- **Records for this exercise**
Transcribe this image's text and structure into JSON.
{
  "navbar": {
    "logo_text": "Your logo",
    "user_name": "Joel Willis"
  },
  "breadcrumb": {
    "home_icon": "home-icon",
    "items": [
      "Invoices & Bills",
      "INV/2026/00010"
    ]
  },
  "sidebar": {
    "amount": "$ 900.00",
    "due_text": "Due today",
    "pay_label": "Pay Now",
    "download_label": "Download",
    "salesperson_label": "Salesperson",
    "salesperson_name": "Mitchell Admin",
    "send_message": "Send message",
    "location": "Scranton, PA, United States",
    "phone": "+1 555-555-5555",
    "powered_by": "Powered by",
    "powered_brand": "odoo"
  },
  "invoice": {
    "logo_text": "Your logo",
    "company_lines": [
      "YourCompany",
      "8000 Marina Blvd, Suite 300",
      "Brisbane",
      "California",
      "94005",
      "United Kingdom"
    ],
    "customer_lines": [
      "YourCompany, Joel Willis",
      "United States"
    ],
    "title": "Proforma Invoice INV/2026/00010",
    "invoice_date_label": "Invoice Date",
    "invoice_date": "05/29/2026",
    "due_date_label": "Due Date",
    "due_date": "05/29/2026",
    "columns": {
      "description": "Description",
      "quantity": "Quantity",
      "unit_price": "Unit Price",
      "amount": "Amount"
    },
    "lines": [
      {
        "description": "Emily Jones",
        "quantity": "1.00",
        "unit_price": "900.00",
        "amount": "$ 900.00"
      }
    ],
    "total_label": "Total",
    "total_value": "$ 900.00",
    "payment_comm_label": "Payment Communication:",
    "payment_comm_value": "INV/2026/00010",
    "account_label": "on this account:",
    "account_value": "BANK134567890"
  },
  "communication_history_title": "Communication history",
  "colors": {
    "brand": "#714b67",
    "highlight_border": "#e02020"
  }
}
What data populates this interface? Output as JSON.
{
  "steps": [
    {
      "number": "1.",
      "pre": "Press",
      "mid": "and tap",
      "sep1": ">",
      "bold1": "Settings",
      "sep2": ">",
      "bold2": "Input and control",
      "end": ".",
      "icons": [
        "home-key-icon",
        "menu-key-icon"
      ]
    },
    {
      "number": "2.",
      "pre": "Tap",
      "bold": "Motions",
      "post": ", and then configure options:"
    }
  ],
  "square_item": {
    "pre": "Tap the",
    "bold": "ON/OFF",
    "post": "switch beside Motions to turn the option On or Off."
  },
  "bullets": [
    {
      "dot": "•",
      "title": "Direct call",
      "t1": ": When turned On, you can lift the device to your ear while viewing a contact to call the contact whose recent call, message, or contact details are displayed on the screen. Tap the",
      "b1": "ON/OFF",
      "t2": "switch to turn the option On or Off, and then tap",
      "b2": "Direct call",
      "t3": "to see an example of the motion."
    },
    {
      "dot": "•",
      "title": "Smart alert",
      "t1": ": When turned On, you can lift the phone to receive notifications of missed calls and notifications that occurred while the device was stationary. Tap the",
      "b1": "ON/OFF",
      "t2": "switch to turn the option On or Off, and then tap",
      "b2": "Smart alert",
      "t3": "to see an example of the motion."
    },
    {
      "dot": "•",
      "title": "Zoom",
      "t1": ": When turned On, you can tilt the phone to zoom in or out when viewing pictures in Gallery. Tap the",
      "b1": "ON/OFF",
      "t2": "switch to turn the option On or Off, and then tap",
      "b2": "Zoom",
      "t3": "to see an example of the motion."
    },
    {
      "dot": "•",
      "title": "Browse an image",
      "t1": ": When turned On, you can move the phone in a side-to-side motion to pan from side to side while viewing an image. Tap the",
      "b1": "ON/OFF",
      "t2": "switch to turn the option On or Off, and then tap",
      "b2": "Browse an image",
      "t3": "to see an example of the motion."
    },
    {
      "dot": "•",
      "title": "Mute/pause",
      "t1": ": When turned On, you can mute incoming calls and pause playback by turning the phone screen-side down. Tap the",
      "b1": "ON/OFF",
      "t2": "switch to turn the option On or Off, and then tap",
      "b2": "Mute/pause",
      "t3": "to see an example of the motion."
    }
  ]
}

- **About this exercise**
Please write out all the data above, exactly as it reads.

- **Reply to the task**
Transcribe this image's text and structure into JSON.
{
  "navbar": {
    "logo_text": "Your logo",
    "user_name": "Joel Willis"
  },
  "breadcrumb": {
    "home_icon": "home-icon",
    "items": [
      "Invoices & Bills",
      "INV/2026/00010"
    ]
  },
  "sidebar": {
    "amount": "$ 900.00",
    "due_text": "Due today",
    "pay_label": "Pay Now",
    "download_label": "Download",
    "salesperson_label": "Salesperson",
    "salesperson_name": "Mitchell Admin",
    "send_message": "Send message",
    "location": "Scranton, PA, United States",
    "phone": "+1 555-555-5555",
    "powered_by": "Powered by",
    "powered_brand": "odoo"
  },
  "invoice": {
    "logo_text": "Your logo",
    "company_lines": [
      "YourCompany",
      "8000 Marina Blvd, Suite 300",
      "Brisbane",
      "California",
      "94005",
      "United Kingdom"
    ],
    "customer_lines": [
      "YourCompany, Joel Willis",
      "United States"
    ],
    "title": "Proforma Invoice INV/2026/00010",
    "invoice_date_label": "Invoice Date",
    "invoice_date": "05/29/2026",
    "due_date_label": "Due Date",
    "due_date": "05/29/2026",
    "columns": {
      "description": "Description",
      "quantity": "Quantity",
      "unit_price": "Unit Price",
      "amount": "Amount"
    },
    "lines": [
      {
        "description": "Emily Jones",
        "quantity": "1.00",
        "unit_price": "900.00",
        "amount": "$ 900.00"
      }
    ],
    "total_label": "Total",
    "total_value": "$ 900.00",
    "payment_comm_label": "Payment Communication:",
    "payment_comm_value": "INV/2026/00010",
    "account_label": "on this account:",
    "account_value": "BANK134567890"
  },
  "communication_history_title": "Communication history",
  "colors": {
    "brand": "#714b67",
    "highlight_border": "#e02020"
  }
}
What data populates this interface? Output as JSON.
{
  "steps": [
    {
      "number": "1.",
      "pre": "Press",
      "mid": "and tap",
      "sep1": ">",
      "bold1": "Settings",
      "sep2": ">",
      "bold2": "Input and control",
      "end": ".",
      "icons": [
        "home-key-icon",
        "menu-key-icon"
      ]
    },
    {
      "number": "2.",
      "pre": "Tap",
      "bold": "Motions",
      "post": ", and then configure options:"
    }
  ],
  "square_item": {
    "pre": "Tap the",
    "bold": "ON/OFF",
    "post": "switch beside Motions to turn the option On or Off."
  },
  "bullets": [
    {
      "dot": "•",
      "title": "Direct call",
      "t1": ": When turned On, you can lift the device to your ear while viewing a contact to call the contact whose recent call, message, or contact details are displayed on the screen. Tap the",
      "b1": "ON/OFF",
      "t2": "switch to turn the option On or Off, and then tap",
      "b2": "Direct call",
      "t3": "to see an example of the motion."
    },
    {
      "dot": "•",
      "title": "Smart alert",
      "t1": ": When turned On, you can lift the phone to receive notifications of missed calls and notifications that occurred while the device was stationary. Tap the",
      "b1": "ON/OFF",
      "t2": "switch to turn the option On or Off, and then tap",
      "b2": "Smart alert",
      "t3": "to see an example of the motion."
    },
    {
      "dot": "•",
      "title": "Zoom",
      "t1": ": When turned On, you can tilt the phone to zoom in or out when viewing pictures in Gallery. Tap the",
      "b1": "ON/OFF",
      "t2": "switch to turn the option On or Off, and then tap",
      "b2": "Zoom",
      "t3": "to see an example of the motion."
    },
    {
      "dot": "•",
      "title": "Browse an image",
      "t1": ": When turned On, you can move the phone in a side-to-side motion to pan from side to side while viewing an image. Tap the",
      "b1": "ON/OFF",
      "t2": "switch to turn the option On or Off, and then tap",
      "b2": "Browse an image",
      "t3": "to see an example of the motion."
    },
    {
      "dot": "•",
      "title": "Mute/pause",
      "t1": ": When turned On, you can mute incoming calls and pause playback by turning the phone screen-side down. Tap the",
      "b1": "ON/OFF",
      "t2": "switch to turn the option On or Off, and then tap",
      "b2": "Mute/pause",
      "t3": "to see an example of the motion."
    }
  ]
}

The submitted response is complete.